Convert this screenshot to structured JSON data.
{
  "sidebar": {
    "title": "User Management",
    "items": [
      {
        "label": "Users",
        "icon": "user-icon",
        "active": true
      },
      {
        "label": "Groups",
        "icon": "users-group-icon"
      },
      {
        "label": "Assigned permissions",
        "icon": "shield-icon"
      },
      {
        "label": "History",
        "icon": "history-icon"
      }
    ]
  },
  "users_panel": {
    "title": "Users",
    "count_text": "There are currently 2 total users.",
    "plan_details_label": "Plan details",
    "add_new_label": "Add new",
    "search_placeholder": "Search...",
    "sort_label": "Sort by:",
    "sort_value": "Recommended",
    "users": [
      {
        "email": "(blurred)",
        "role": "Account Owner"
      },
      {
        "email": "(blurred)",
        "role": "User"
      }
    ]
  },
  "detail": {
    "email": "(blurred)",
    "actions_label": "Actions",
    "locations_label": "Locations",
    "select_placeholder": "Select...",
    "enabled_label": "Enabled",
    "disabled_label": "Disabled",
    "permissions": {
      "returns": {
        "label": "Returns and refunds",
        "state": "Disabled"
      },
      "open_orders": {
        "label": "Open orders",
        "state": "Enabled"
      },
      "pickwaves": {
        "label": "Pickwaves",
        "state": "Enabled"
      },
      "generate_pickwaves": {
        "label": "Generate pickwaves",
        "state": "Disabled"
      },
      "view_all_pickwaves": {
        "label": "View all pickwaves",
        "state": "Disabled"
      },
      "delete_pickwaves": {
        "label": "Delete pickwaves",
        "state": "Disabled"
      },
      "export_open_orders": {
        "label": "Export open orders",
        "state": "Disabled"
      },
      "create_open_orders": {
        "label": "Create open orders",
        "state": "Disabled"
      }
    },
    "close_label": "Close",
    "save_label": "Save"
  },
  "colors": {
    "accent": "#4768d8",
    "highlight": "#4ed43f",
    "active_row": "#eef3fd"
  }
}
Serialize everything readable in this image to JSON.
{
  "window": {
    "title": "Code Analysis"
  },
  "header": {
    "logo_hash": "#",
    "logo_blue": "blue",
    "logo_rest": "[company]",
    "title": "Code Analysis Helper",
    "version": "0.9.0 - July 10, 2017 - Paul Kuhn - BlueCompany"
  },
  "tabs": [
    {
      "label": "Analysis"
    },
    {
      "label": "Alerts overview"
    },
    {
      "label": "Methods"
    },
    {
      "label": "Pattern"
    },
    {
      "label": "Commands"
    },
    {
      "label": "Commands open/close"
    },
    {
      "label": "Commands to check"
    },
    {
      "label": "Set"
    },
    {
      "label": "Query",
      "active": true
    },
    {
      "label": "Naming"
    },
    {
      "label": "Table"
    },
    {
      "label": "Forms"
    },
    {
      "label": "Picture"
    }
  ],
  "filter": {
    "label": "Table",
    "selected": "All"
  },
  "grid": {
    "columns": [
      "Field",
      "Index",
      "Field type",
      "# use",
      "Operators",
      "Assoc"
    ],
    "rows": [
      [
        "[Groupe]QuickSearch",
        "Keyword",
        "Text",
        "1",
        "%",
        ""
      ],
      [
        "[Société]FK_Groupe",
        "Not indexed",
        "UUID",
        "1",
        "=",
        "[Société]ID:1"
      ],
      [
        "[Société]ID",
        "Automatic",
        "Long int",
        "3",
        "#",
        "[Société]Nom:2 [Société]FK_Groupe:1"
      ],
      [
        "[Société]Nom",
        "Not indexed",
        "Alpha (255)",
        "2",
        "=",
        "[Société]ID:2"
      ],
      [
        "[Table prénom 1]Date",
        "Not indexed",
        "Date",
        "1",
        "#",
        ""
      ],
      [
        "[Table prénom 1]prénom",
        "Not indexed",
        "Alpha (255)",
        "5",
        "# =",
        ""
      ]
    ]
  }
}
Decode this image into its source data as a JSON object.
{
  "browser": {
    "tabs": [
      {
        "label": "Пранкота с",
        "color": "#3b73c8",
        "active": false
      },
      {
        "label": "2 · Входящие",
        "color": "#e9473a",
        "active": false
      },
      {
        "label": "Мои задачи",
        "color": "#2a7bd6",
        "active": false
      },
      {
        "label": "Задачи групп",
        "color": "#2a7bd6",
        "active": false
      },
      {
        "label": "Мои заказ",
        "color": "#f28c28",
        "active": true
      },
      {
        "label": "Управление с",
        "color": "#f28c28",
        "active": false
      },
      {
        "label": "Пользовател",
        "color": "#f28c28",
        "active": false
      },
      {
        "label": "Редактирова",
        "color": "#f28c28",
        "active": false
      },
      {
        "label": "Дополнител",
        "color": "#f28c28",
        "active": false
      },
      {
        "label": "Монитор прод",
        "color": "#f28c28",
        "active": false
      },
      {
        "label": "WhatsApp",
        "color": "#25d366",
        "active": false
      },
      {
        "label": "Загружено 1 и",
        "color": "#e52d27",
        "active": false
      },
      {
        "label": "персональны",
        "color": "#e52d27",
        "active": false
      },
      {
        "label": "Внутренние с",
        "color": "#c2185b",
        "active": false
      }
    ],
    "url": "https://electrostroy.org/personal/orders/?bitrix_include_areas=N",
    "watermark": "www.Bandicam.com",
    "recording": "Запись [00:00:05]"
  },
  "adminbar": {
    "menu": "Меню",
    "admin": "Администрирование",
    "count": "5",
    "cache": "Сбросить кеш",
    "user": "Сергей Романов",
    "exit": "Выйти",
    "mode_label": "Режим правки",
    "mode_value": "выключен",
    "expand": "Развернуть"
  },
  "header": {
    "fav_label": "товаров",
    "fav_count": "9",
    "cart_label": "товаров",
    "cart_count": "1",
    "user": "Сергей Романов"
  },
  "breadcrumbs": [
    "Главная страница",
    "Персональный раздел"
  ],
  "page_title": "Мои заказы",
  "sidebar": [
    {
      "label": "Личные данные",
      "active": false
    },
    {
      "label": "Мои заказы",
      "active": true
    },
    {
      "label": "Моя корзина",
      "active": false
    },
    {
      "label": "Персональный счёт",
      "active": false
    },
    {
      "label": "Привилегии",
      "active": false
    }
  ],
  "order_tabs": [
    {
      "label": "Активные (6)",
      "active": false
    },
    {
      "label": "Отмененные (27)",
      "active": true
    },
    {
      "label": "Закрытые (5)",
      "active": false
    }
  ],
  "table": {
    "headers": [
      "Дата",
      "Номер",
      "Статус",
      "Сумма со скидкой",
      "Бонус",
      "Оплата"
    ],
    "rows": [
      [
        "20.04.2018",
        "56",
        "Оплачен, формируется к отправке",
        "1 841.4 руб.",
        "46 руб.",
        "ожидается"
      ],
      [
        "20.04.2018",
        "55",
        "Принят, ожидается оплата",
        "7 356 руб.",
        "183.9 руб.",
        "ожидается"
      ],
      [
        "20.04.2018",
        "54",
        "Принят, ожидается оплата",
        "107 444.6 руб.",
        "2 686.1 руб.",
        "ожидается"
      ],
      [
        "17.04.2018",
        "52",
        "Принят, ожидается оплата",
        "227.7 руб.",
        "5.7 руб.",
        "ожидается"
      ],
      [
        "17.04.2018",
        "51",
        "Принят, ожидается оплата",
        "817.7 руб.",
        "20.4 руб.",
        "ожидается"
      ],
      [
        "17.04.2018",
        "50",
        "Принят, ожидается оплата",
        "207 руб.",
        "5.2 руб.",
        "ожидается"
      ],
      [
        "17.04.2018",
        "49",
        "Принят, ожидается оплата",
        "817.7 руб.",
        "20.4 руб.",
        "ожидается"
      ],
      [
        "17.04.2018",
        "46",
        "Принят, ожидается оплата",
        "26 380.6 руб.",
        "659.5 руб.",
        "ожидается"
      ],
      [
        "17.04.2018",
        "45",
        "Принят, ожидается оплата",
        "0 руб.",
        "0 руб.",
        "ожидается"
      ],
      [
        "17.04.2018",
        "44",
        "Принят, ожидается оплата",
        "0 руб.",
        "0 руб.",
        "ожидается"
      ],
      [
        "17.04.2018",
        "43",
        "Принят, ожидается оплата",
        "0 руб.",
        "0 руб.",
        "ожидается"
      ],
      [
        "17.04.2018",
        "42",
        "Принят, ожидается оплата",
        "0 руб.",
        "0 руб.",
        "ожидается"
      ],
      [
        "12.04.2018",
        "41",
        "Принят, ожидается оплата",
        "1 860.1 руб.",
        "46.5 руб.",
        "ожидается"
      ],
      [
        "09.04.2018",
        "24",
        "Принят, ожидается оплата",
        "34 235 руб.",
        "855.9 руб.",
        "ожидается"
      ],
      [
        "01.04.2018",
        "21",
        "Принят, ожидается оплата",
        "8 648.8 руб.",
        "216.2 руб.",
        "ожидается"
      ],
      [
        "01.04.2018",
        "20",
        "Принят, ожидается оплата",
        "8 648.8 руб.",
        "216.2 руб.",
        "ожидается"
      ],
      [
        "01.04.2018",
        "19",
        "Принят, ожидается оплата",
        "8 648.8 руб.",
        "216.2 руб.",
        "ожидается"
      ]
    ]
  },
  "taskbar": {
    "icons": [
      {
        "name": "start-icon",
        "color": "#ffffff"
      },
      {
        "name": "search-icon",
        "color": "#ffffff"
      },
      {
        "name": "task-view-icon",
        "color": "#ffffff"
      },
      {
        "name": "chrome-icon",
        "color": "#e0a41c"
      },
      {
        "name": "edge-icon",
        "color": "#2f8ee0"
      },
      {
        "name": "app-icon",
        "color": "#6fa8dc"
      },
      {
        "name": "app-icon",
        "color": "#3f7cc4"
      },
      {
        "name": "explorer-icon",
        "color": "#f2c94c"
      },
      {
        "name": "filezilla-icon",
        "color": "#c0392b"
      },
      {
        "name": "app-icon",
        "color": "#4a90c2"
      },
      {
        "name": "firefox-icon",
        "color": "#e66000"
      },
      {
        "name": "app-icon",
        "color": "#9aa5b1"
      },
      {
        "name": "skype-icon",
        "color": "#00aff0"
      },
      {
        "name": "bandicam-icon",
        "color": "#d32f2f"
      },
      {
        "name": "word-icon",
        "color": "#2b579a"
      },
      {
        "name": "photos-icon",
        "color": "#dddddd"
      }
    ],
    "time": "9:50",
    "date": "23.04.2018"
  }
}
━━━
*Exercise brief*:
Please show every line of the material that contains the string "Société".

*Answer box*:
        "[Société]FK_Groupe",
        "[Société]ID:1"
        "[Société]ID",
        "[Société]Nom:2 [Société]FK_Groupe:1"
        "[Société]Nom",
        "[Société]ID:2"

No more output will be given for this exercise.